Category Archives: Raising a Humanist

Endless Snow matched only by Endless Fevers

Do-Bug’s bouts with illness are usually relatively infrequent compared with the average four year old.

But this winter, like the compounded snow storms, has been fraught with extended bouts of fever-filled colds.

Between the two, I don’t think she’s has a full week of school since the beginning of December.

We are both stir-crazy.  And I’ve given up thinking I’ll ever catch up with work.

Do-Bug Bundled Up in Bed

I just came to apologize

I’ve lost track of the number of times I’ve apologized to my child.

And not just the “Oh, sorry, I didn’t mean to trip over you.” kind of apology since kids are always around your ankles.  They’re kind of like cats that way, actually.

I’m talking real apologies.  The ones that really matter to the heart.

I’ve got a temper, and I lose it most with the people I love.

When I lose it with people who aren’t in my family, I usually scare the pants off of them.

I don’t know why.

I guess I’m a little intense.

My kid is used to it by now; she doesn’t yelp in surprise.  But it does dishearten her, upsets her, makes her sad.

It’s always when I am overwhelmed by something else in life and my child happens to be in the room when it happens.  She pushes a tiny button that I can normally breath through and, instead, I lose my cool.

Like tonight.

So I went and apologized.

When I entered the room in the half dark, she scurried to get herself back under the covers: to curl up in a ball of pity-me.

I sat down next to her and said “I just came to apologize.  I shouldn’t have yelled the way I did.  I’m sorry.  You were just looking for your bunny and needed help.  I’m sorry.  I love you.”  And she smiled and shrugged her shoulders and gave me a slobbery kiss.

I hope, given that she has my temper (and her dad’s too) that she will slowly learn from  my mistakes so she will be angry at fewer people and with far less intensity.

Or, at the very least, she will know how to give a heart-felt apology.

Life Skills, thanks mom & dad

There are certain small skills everyone should have.

They seem insignificant, but they make you self-sufficient.  And they give you the ability to help others.

Plus, I can honestly say “I can do this.”  Makes you feel better on a lousy day.

I can do this:
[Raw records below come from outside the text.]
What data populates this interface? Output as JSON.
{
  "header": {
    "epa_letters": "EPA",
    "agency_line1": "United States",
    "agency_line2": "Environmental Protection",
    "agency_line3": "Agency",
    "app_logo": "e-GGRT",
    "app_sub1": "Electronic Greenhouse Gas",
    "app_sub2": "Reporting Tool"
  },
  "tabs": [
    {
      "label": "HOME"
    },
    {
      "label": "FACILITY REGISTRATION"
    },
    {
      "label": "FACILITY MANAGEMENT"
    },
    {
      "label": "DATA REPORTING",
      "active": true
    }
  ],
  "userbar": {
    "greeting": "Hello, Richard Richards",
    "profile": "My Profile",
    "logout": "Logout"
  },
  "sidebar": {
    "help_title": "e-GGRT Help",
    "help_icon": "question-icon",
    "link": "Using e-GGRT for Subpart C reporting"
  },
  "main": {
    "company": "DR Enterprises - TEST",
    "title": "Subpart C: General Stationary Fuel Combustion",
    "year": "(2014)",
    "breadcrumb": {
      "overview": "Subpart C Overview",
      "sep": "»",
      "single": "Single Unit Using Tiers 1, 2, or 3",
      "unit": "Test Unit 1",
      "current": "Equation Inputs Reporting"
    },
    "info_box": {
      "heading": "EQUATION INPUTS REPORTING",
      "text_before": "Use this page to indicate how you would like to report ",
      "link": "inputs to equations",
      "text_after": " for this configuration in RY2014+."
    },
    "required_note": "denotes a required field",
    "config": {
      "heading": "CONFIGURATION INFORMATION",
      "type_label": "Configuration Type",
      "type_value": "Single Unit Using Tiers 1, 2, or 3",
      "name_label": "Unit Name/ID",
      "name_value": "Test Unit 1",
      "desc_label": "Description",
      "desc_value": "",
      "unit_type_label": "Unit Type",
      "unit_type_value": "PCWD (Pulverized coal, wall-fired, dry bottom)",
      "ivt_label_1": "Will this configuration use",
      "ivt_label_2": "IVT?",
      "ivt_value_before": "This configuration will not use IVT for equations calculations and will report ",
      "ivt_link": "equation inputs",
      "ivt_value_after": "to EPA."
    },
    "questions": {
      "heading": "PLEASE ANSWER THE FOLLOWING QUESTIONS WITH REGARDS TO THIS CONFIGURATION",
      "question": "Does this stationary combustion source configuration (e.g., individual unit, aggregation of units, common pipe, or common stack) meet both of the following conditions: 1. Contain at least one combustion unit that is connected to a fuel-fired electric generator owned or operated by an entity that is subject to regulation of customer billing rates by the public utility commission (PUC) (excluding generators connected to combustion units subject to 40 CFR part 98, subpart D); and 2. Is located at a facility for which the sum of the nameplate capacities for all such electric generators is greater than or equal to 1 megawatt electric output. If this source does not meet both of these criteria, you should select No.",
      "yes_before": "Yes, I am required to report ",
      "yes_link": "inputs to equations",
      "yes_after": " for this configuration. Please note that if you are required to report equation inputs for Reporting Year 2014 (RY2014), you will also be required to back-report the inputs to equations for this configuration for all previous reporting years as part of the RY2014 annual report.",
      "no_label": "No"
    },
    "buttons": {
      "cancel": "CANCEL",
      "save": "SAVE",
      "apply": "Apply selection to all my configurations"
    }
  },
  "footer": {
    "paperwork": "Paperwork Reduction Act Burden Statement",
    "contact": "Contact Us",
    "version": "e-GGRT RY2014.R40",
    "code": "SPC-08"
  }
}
  • unclog a toilet
  • sew on a button
  • hem my pants
  • iron my shirt
  • make my bed
  • put together cheap furniture
  • follow directions
  • take apart random mechanical objects and put them back together again
  • push buttons at random
  • replace a light bulb without freaking out
  • use a hammer, a screwdriver, and drill
  • shrink wrap my windows
  • make an omelette
  • change a tire
  • admit defeat and call someone else

And, today, I remembered that I can:

  • take an electrical cable, bitten in half by my bunny and, using electrical tape and a pair of scissors, put it back together.

This is particularly important since a half an hour after this triumph I discovered that I can:

  • laugh at the four pieces of wire sitting on the floor, the result of said bunny wreaking havoc on the exact same cord.

Thanks mom & dad, you make me self-sufficient.

Can you work on my bunny next?

Raising a Humanist: My Body, My Choice

Avi cut her hair tonight.

Her hair which I was finally able to trim for the first time at the age of three and hasn’t been trimmed again since.

Her precious hair which I’ve been dying to turn into a bob because it’s so straight and shiny.

She grabbed a lock, with her kid scissors in the other hand and said “Mama, I’d like to see what it’s like to cut a piece.”

I made sure she understood it wouldn’t grow back right away.  She said okay and snipped.  Looked at it for a moment.  And then disappeared in to the bathroom.

I knew what was happening in the silence.  It was just long enough for me to think about what I really should do right now.  Any other mother would flip her lid.  But, really, when have I ever made my child wear anything she didn’t want to?  Child’s been picking out her own clothes since she was old enough to walk….which was early, trust me.

How is hair any different?  It’s been long not by my choice, but hers.  So, chopping it off is her choice too.

But I want to protect her because  I imagine the scene in the morning when she looks in the mirror again and realizes she didn’t really want it short after all.  And she will cry and cry and cry.  Or will she?  Maybe she will wake up and love it.  And what if she does cry?  Well, now she knows she like her hair long and she can grow it out again.  It is just hair, after all.  It does grow.  What an easy lesson to learn in life…you can make a mistake with your hair and it will grow back.

I wish we all got second chances with our choices, even if it’s a year later.  Maybe we do, come to think of it.

Here she is.  In her new shorn ‘do. Done entirely with kid scissors.  I only touched the back, I swear.